The conversation she was having that day was with three members of her family – one of her sons, a granddaughter and her granddaughter’s husband.

While talking shop became part of the discussion, that was not the reason they had come to visit her.

They were there to celebrate with Hazel. That day she turned 105 years old.

In other years, more of Bahn’s family would have visited on her birthday, but the realities of coronavirus meant that all of that had to be altered this year. 

With five children, 20 grandchildren, 42 great-grandchildren and 13 great-great grandchildren a birthday party for Hazel becomes a big event.

A couple of years ago, with the assistance of family, Hazel Bahn compiled a biography of her life which she entitled “Country Roads.” That was made much easier by the fact that Hazel has been keeping a journal for years.

In her memoirs, Hazel recalls moving around a lot – living in the Boyd, Murdock, Paynesville, Danvers and Wood Lake. While Hazel attended public school at various locations, she ultimately graduated from high school in Wood Lake.

While she did not spend a lot of time in Wood Lake as a student, she appreciated being part of a smaller class – from 90 students in Benson to 10 in Wood Lake – as it gave her the chance to get to know her classmates.

After high school, Hazel moved to Blue Earth where she worked for an aunt, but recognizing she needed to find a better job she applied to attend Normal Teacher Training in Redwood Falls.

“I lived in one room at a home there. I didn’t get home to Wood Lake very often. The only thing I could afford to eat was boiled oatmeal, which is what I lived on,” wrote Hazel, and oatmeal continues to be a regular part of her daily diet.

Hazel started her teaching career working with 30 students in Grades 1-8.

Hazel’s teaching career came to an end when she married Herman Bahn. The couple began farm life and certainly had ups and downs, including having their first summer crop destroyed by hail.

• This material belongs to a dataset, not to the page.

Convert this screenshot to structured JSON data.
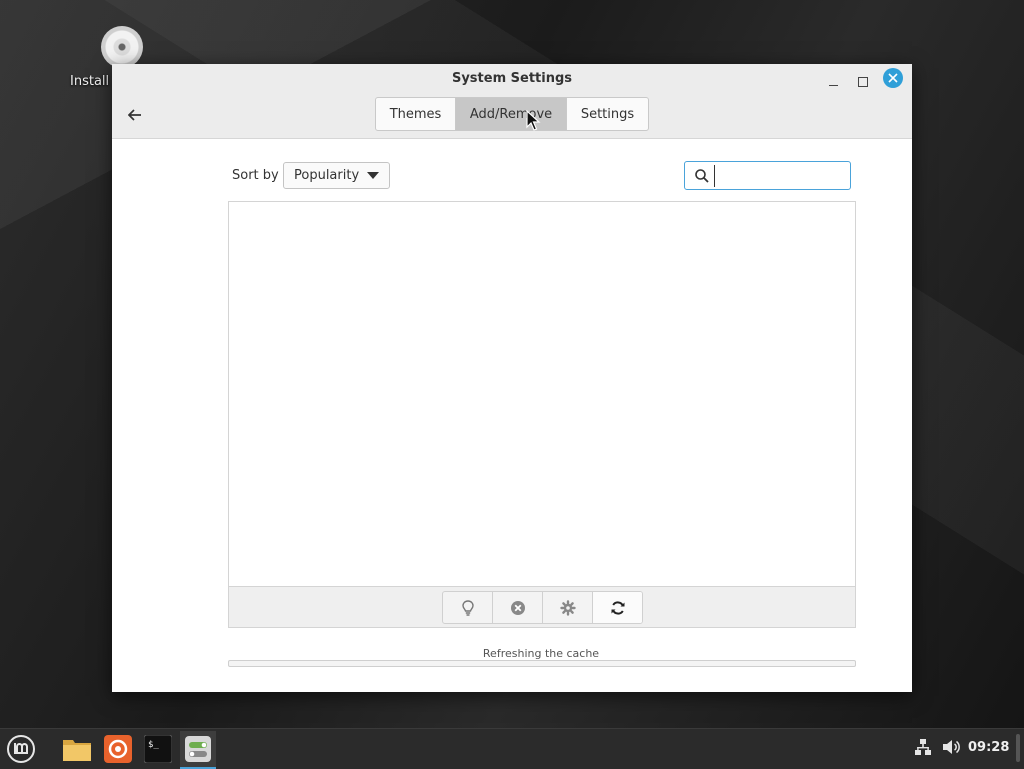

“We were very poor,” recalled Hazel.

In their third year of marriage, Herman’s brother bought the house and farm where they were living, so the family, that included two sons, moved in with Herman’s grandparents.

Ultimately, Herman’s grandfather bought another house the family moved into.

Herman continued to farm his grandfather’s land along with other land they rented.

Living on the farm, Hazel said, was a good thing, as their family grew very close. Hazel is very proud of her children, Herman, Jr., Stanley, Donna, Howard and Cynthia, and her faith was an important part of her life. Devotions were done at every meal morning, noon and night.

Hazel comes from a long line of tough women, as her mother lived to be 99.

This past January, Hazel broke her leg, and that required surgery. Family members wondered if she would survive. She did and has fully recovered from it.

Life has been very good, agreed Hazel, and she has seen a lot in her life, adding it really does not seem like 105 years have gone by.

– Submitted photo